= THE DATE: 1972 to 1978
I am born, and the world is a weird place. American society has emerged from an era of drug experimentation, high fidelity and is the end era of the Beatles. We’re in the middle of the Cold War, and people protest the Bomb. There’s two Germanies – East and West. Everyone drove large, gas-guzzling cars because gas was under $1, even when there’s an oil crisis brewing. Music is evolving as fast as electronics and computers. I’m told it was a “simpler time” but I consider the 90’s a simpler time, so it’s highly debatable.
= MY AGE
0 to 6 years old. Granted, I barely have any memories of this time period, but I have a ton of printed photographs on photo paper that my parents took with cameras that used FILM. Or 8mm home movies. Seriously, no digital storage or YouTube at all. Needless to say, I was a very bored child up until about … 5 years old.
= THE PHONE
Phones were a luxury. Not every house had one. Rotary phones that had a receiver and a speaker built into a handle you held up to your head to talk into. They also had cords, so you couldn’t take them with you, or go far from the wall they were attached to. In fact, if you wanted to talk to someone on the telephone and you weren’t at home? You had to use a phone booth. To call long distance, you had to talk to an operator who would connect you to people.
Personal computers could talk to each other. You had the acoustic coupler/modem, in which you put the receiver of your rotary phone onto the modem and let it sync up on both ends (making incredibly loud screechy noises). It was the innovation of the day – being able to send messages via a very tenuous connection of 300 bits/second.
Or you could use Citizen Band radio to talk to truckers or other people who had a CB radio.Short wave radio was popular.
No mobile phones yet.
People read newspapers mostly to get the news, or watched one of the big three TV networks (NBC, ABC, or CBS) at set times (normally in or around dinner time). That’s it mostly. TVs had 15 inch screens involving a cathode ray tube that weighed 60 pounds and had just started showing color pictures. You changed the channel manually on the TV itself with a large dial that only had 12 stations (and a lower dial to manual tune the TV), but the number of channels didn’t matter because satellite/cable TV was barely a thing.
We watched 8mm reel to reel movies at home, or slide films at school.A word processor was called an electric typewriter.
People also listened to the radio mostly, since it was portable. Everything was analog. FM and AM bands. Vinyl records were the main thing, although 8-track was making a blip. Cassettes were just an invention.
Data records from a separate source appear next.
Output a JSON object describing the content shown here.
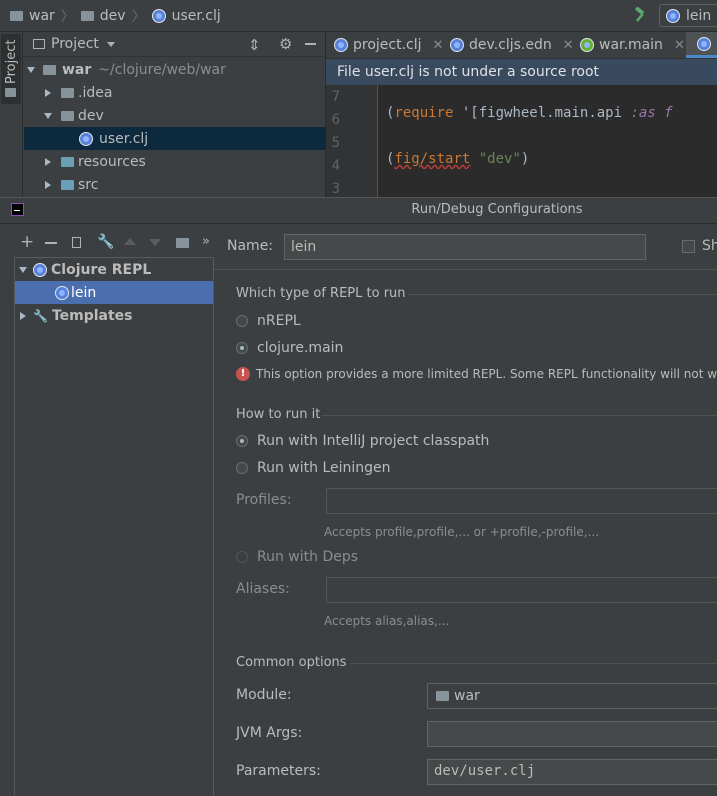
{
  "breadcrumb": {
    "items": [
      "war",
      "dev",
      "user.clj"
    ]
  },
  "toolbar": {
    "run_config": "lein",
    "build_icon": "hammer-icon"
  },
  "sidebar": {
    "project_tool_label": "Project"
  },
  "project_panel": {
    "header": "Project",
    "tree": [
      {
        "name": "war",
        "path": "~/clojure/web/war"
      },
      {
        "name": ".idea"
      },
      {
        "name": "dev"
      },
      {
        "name": "user.clj"
      },
      {
        "name": "resources"
      },
      {
        "name": "src"
      }
    ]
  },
  "editor": {
    "tabs": [
      {
        "label": "project.clj"
      },
      {
        "label": "dev.cljs.edn"
      },
      {
        "label": "war.main"
      }
    ],
    "banner": "File user.clj is not under a source root",
    "lines": [
      {
        "num": "7",
        "open": "(",
        "kw": "require",
        "rest": " '[figwheel.main.api ",
        "alias": ":as f"
      },
      {
        "num": "6"
      },
      {
        "num": "5",
        "open": "(",
        "fn": "fig/start",
        "str": " \"dev\"",
        "close": ")"
      },
      {
        "num": "4"
      },
      {
        "num": "3"
      }
    ]
  },
  "dialog": {
    "title": "Run/Debug Configurations",
    "tree": {
      "group": "Clojure REPL",
      "item": "lein",
      "templates": "Templates"
    },
    "name_label": "Name:",
    "name_value": "lein",
    "share_label": "Sh",
    "repl_type": {
      "title": "Which type of REPL to run",
      "options": [
        "nREPL",
        "clojure.main"
      ],
      "selected": "clojure.main",
      "warning": "This option provides a more limited REPL. Some REPL functionality will not work"
    },
    "how_to_run": {
      "title": "How to run it",
      "options": [
        "Run with IntelliJ project classpath",
        "Run with Leiningen"
      ],
      "selected": "Run with IntelliJ project classpath",
      "profiles_label": "Profiles:",
      "profiles_hint": "Accepts profile,profile,... or +profile,-profile,...",
      "deps_option": "Run with Deps",
      "aliases_label": "Aliases:",
      "aliases_hint": "Accepts alias,alias,..."
    },
    "common": {
      "title": "Common options",
      "module_label": "Module:",
      "module_value": "war",
      "jvm_label": "JVM Args:",
      "params_label": "Parameters:",
      "params_value": "dev/user.clj"
    }
  },
  "colors": {
    "accent": "#4b6eaf",
    "selection": "#0d293e",
    "error": "#c75450",
    "string": "#6a8759",
    "keyword": "#cc7832",
    "alias": "#9876aa"
  }
}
The closest thing you got to a console in the early years was the Magnovox Odyssey or the Atari Pong. I know, because my dad had both and I fiddled with them as a kid. Just the year before, OREGON TRAIL* came out on computers such as the Hewitt Packard and DEC. Colleges with mainframes could run games such as Adventure, Star Trek and Dungeon. In 1977, ZORK is released, and I watch my cousin play it. The Internet is mostly a military thing, sharing networks with colleges through DARPA. I am already hooked on electronic entertainment.
= NERD/EVERYONE ELSE HOBBIES
Dungeons and Dragons became very big. My dad tells me that swarms of people wearing shirts with dragons and/or knights on them start to show up everywhere. Electronic geeks are all over computers. Culture is obsessed with downplaying these nerdy hobbies,though. Everyone else is hooked on SPORTS or MUSIC.
Society was moving out of a time where clothing was mostly hand-sewn. People appeared to be obsessed with orange, red, mustard yellow and brown. Bell-bottom jeans were thankfully dying off*, so it was just normal denim. In fact, denim was starting to bleed into everything – shirts, jackets, furniture. Vinyl clothing was also very popular. Lots of horizontal stripes on clothes. Handed down clothing is popular.
Even at 5 years old, I know this is horrible clothing. Yet, my pleading falls on deaf ears and I’m in a pair of hand-me-down bell bottom pants, a jean vest and a yellow/red/brown/white striped shirt with loafers one size too big for me.
Rock and roll, country rock and some pop music. Everyone is gearing up for disco and funk. I seem to like listening to Gene Autry and Motown vinyl albums.Country music is out there, although I’m trying not to listen to it (I fail). My parents own a hi-fidelity system, and portable record players with weak sauce speakers are common. Again, the radio is everyone’s choice for music, although you can go to the local roller rink to hear the Top 40.
Slinkies are a thing. Etch-a-Sketch is popular. Barbie is even more popular. Metal Tonka trucks are huge. Lego and Erector Sets are massive. A lot of boys were given Hot Wheels to play with. Roller skates, too. We spend more time outside than inside, so we spend a lot of time in sandboxes losing our cheaper-than-dirt toys.
Boardgames were huge. Mouse Trap, Life, Monopoly, Mastermind. Pinball is also a popular pass time in bars and restaurants. Video games include pong and simple text adventure games. Everyone is hooked on watching Game Shows on TV, and there are a LOT of them on during the daytime hours.
= MOST IMPORTANT THINGS
The biggest defining thing about this era in my life is that computers are moving from massive mainframes that only big businesses and colleges can afford, to smaller units that people can use at home or in libraries. Movies and TV are starting to focus on more realistic science fiction. I remember clearly that TV exploded at the time, and kid cartoons such as Star Trek; Josie and the Pussycats; and Jabberjaw on Saturday mornings were extremely popular.
More importantly, the most influential nerd movie of all time comes out, although no one really understands what it means to millions of fans in the future. It sneaks in at first, then grows and grows and grows until it’s the only thing that people can talk about for years. The poster is so underwhelming, the ads are so disingenuous. My dad takes me to see this movie at a drive-in movie theater in the family station wagon. I sit in silence. I am enthralled. I am enamored. My life is changed forever (it also really impressed my dad, a farmer). I think my mom and my sister may have slept through most of it … ANYWAY –
STAR WARS came out in 1977. I was five at the time. Five years old! It was a phenomenon that just shook the foundation of sci-fi movies. I think the critics were largely stumped and weirded out by all the love and obsession that George Lucas had inspired in laser swords, Death Stars, droid duos and walking brown carpet co-pilots. It makes Harrison Ford the sexiest smuggler alive. No one could stop talking about it for THREE years. It’s not until the next movie that experts are sure that Star Wars nerds are truly here to stay and bat-shit crazy.
* Note: I played Oregon Trail at age 6. In 1978.
Nathan is a 40-ish year-old gamer, father and programmer. His hobbies are board games, video games and watching his son. He wrote for http://www.ironmanmode.com/ for the years of 2012 and 2013 to make money for Child's Play. He has been basically playing games since the 1980's in one form or another. His very first favorite video game was actually an arcade game called Dig Dug. He has played every generation of video game console (including the Magnavox Odyssey)